Surgical procedures and other techniques
A variety of skin-resurfacing techniques, injectables, fillers and surgical procedures are available to smooth out wrinkles. Each has its own set of potential results and side effects. Some studies indicate that a combination of treatments may yield the most satisfying results.
Laser, light source and radiofrequency treatments. In ablative (wounding) laser resurfacing, a laser beam destroys the outer layer of skin (epidermis) and heats the underlying skin (dermis), stimulating the growth of new collagen fibres. As the wound heals, smoother, tighter skin forms.
It can take up to several months to fully heal from ablative laser resurfacing. Risks include scarring and lightening or darkening of skin colour.
Other laser techniques, such as nonablative laser fractional resurfacing, have decreased healing time and reduced risks. Nonablative lasers are better suited to people with moderate wrinkles because results are subtle. Nonablative laser treatment typically needs to be repeated more often than does ablative treatment.
There's also a device that uses radiofrequency instead of light for nonablative treatment that achieves mildly to the moderately tighter skin.
- Chemical peel. Your doctor applies an acid to the affected areas, which burns the outer layer of your skin to remove age spots and freckles, as well as wrinkles. Depending on the depth of the peel, you may need several before you see a difference. Redness lasts up to several weeks.
Dermabrasion. Also called dermaplaning, this procedure involves sanding (planing) the surface layer of skin with a rotating brush. The planning removes the skin surface, and a new layer of skin grows in its place.
Redness, scabbing and swelling generally last a couple of weeks. It may take several months for pinkness to fade and for you to see results.
Microdermabrasion. Similar to dermabrasion, this technique removes only a fine layer of skin. This technique usually requires a series of treatments to produce results.
You may notice a slight redness or stinging sensation on the treated areas. Microdermabrasion produces modest, temporary results.
Botulinum toxin type A (Botox). When injected in small doses into specific muscles, Botox keeps the muscles from contracting. When the muscles can't tighten, the skin appears smoother and less wrinkled.
Botox works well on frown lines between the eyebrows and across the forehead and on crow's-feet at the eye corners. Results typically last about three to four months. Repeat injections are needed to maintain results.
- Soft tissue fillers.

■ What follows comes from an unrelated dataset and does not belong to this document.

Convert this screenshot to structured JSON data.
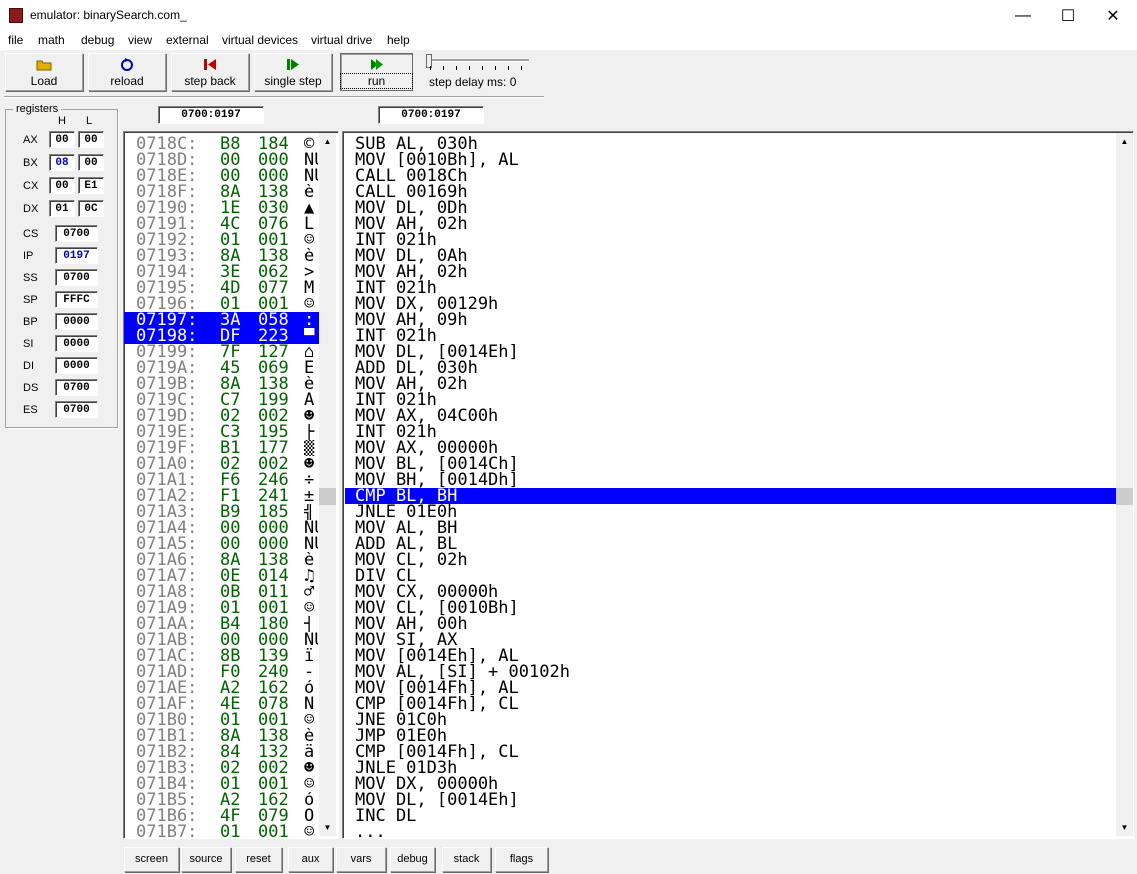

Soft tissue fillers, which include fat, collagen and hyaluronic acid (Restylane, Juvederm, others), can be injected into deeper wrinkles on your face. They plump and smooth wrinkles and furrows. You may experience temporary swelling, redness and bruising in the treated area. The procedure may need to be repeated every few months.
- Skin tightening. Several devices use heat to tighten the skin. This noninvasive treatment produces mild to modest results, which usually develop gradually over four to six months. There's no recovery time for this procedure.
- Face-lift. The face-lift procedure involves removing excess skin and fat in your lower face and neck and tightening the underlying muscle and connective tissue. The results typically last five to 10 years. Healing times can be long after a face-lift. Bruising and swelling are usually evident for several weeks after surgery.
Keep in mind that results vary depending on the location and depth of your wrinkles. Nothing stops the ageing process of skin, so you'll likely need repeated treatments to maintain benefits.